▶ YOUR ASSIGNMENT:
Please copy out all lines of the entries that contain the word "rest".

▶ RECORDED DATA:
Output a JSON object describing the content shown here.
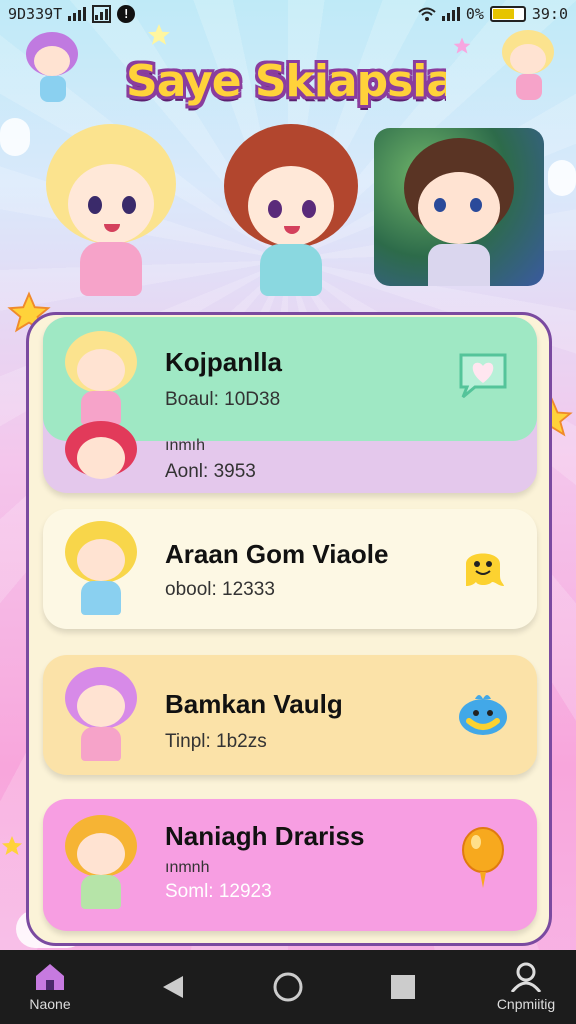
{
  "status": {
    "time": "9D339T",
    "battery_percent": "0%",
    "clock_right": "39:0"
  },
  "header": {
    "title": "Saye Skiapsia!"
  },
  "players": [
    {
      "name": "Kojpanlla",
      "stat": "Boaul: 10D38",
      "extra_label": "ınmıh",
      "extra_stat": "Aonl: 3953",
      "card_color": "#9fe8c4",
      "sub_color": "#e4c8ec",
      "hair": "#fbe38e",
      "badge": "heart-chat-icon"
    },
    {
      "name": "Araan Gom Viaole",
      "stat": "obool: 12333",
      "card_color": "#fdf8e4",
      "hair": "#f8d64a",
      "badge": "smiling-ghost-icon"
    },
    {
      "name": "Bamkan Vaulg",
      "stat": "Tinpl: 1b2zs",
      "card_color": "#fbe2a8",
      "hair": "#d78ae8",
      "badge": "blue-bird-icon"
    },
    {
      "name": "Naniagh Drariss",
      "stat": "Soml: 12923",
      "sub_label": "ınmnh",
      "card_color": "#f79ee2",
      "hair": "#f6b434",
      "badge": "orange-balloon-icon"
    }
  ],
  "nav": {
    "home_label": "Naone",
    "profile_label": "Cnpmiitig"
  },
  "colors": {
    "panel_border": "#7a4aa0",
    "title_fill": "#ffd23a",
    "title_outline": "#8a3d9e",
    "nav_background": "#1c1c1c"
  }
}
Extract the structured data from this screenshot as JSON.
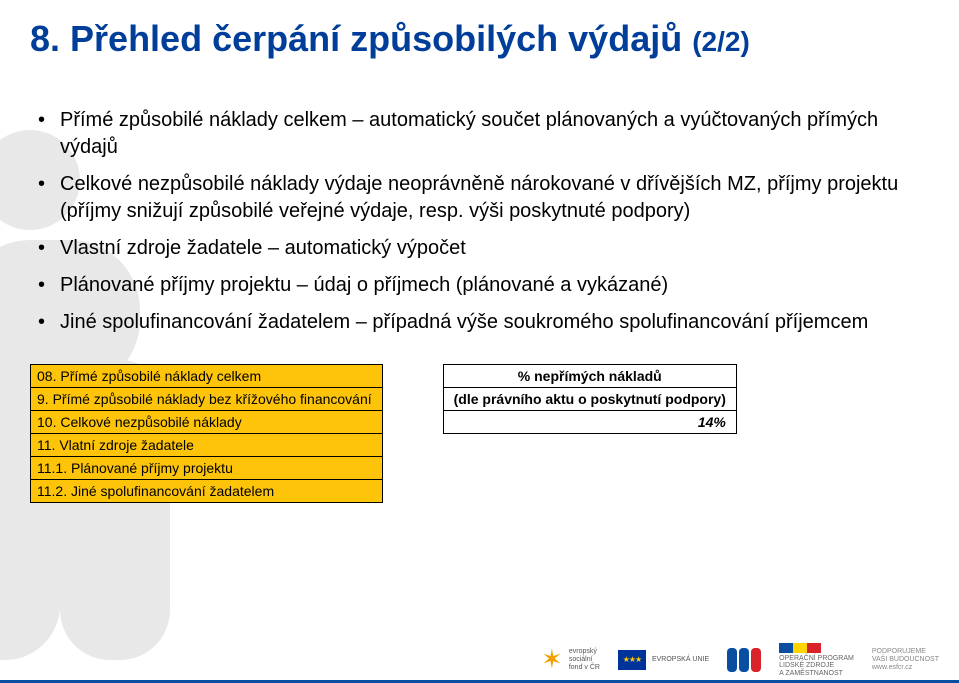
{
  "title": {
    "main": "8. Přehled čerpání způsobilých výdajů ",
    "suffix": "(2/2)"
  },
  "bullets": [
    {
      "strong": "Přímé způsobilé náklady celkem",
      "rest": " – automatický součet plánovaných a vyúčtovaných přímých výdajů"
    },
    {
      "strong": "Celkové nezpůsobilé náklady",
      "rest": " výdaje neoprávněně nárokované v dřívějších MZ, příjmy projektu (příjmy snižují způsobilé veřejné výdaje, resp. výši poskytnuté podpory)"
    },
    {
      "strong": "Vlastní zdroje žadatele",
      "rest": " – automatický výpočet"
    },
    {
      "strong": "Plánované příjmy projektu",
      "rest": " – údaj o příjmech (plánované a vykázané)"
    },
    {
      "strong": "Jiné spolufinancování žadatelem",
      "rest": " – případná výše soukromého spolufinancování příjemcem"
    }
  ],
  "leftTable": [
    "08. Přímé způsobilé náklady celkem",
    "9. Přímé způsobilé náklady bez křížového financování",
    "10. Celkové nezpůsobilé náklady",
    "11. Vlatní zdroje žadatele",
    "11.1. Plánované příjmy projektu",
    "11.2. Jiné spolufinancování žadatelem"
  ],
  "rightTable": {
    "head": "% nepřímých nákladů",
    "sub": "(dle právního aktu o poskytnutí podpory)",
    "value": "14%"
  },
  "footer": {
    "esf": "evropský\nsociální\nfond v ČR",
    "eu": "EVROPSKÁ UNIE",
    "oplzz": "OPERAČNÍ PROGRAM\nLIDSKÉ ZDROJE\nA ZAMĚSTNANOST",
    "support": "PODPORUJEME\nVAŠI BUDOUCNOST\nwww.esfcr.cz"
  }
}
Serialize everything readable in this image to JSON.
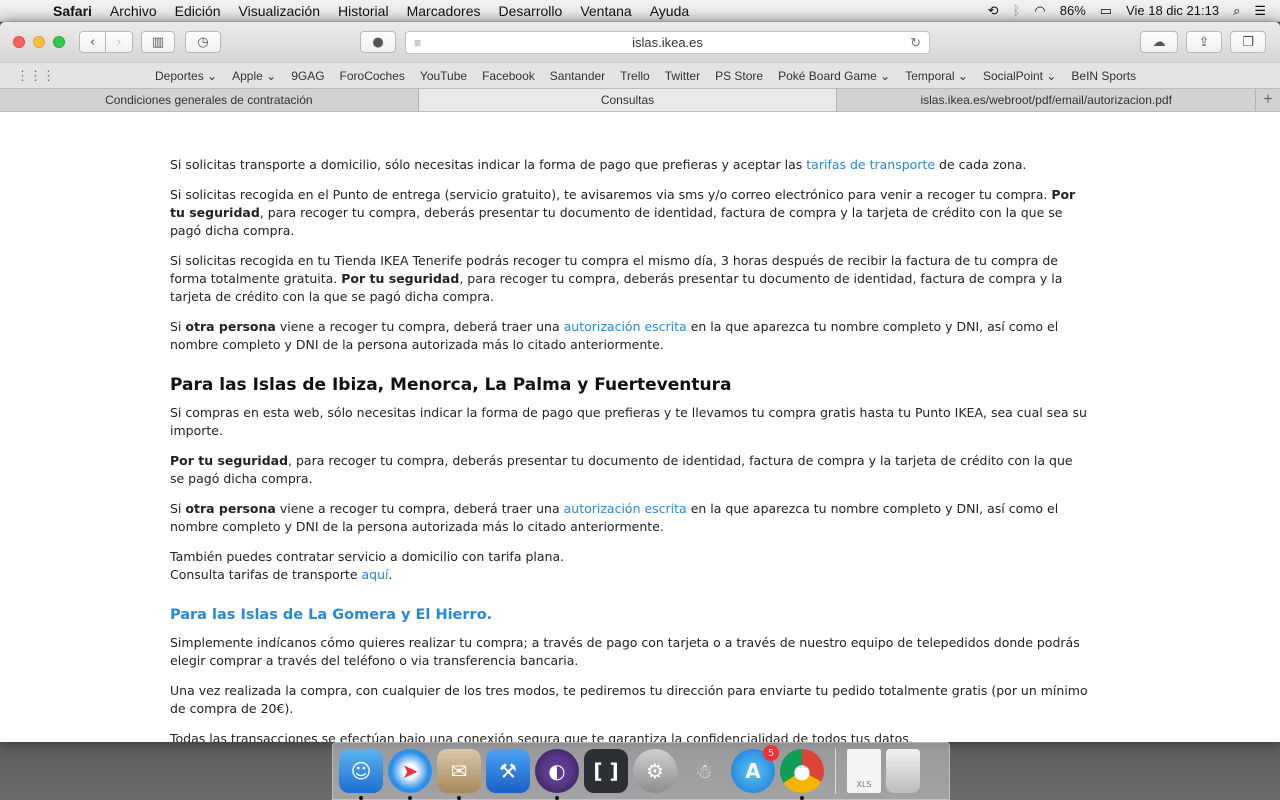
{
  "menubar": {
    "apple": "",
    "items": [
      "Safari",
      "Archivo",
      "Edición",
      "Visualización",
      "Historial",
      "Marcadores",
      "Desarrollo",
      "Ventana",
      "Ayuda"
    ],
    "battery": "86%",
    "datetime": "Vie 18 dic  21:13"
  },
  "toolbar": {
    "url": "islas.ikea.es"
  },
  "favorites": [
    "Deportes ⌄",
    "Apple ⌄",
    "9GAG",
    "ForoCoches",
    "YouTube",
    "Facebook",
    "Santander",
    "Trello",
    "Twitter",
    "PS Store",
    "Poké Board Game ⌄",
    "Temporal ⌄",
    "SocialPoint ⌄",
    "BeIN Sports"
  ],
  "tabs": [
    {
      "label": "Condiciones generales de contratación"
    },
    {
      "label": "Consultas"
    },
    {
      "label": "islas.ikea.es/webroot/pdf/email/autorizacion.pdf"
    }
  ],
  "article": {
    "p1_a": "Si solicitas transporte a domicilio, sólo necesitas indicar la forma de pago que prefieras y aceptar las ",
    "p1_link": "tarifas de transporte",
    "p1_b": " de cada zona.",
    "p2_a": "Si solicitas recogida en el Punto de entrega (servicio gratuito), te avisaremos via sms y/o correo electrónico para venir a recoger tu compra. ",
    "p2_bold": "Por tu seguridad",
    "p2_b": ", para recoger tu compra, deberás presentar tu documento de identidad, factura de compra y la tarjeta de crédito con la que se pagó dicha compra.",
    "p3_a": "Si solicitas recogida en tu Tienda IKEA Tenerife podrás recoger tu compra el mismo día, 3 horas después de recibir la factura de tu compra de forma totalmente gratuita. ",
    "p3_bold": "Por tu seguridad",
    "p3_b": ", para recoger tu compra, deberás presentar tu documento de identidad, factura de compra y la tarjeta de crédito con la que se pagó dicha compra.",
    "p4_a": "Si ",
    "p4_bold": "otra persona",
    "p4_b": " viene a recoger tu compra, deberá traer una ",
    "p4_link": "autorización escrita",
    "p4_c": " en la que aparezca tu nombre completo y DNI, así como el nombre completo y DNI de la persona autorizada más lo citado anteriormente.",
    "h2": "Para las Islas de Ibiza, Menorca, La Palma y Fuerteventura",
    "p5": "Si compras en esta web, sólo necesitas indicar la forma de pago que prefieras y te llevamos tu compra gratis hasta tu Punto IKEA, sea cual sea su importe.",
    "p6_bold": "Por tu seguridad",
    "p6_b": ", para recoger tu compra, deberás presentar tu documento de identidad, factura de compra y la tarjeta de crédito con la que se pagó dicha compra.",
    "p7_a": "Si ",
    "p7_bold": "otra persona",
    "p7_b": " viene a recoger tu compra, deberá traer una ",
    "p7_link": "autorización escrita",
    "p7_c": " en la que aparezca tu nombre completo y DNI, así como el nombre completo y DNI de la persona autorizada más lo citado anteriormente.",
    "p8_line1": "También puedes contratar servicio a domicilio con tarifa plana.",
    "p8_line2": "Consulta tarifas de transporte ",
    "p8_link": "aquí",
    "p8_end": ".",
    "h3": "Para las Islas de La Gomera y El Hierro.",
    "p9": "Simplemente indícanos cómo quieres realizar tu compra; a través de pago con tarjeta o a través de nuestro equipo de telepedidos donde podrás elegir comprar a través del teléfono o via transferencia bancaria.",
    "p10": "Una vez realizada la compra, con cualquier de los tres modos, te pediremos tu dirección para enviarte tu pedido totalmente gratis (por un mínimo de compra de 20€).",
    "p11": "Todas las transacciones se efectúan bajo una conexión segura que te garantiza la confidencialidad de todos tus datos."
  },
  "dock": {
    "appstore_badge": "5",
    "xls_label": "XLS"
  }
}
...
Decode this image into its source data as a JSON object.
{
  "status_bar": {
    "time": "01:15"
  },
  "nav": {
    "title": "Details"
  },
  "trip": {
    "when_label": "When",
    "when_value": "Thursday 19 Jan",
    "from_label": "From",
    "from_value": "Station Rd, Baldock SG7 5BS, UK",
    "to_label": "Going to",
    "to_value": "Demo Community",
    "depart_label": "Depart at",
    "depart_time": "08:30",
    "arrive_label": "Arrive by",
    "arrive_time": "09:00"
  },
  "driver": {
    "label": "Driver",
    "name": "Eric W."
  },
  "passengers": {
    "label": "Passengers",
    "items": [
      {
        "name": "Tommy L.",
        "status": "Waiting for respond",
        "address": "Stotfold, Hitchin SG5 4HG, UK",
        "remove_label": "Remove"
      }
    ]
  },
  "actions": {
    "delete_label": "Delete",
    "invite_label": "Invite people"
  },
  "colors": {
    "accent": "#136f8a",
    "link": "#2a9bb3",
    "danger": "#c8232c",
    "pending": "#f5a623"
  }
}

▶ TASK RESPONSE:
      "rest": " – automatický součet plánovaných a vyúčtovaných přímých výdajů"
      "rest": " výdaje neoprávněně nárokované v dřívějších MZ, příjmy projektu (příjmy snižují způsobilé veřejné výdaje, resp. výši poskytnuté podpory)"
      "rest": " – automatický výpočet"
      "rest": " – údaj o příjmech (plánované a vykázané)"
      "rest": " – případná výše soukromého spolufinancování příjemcem"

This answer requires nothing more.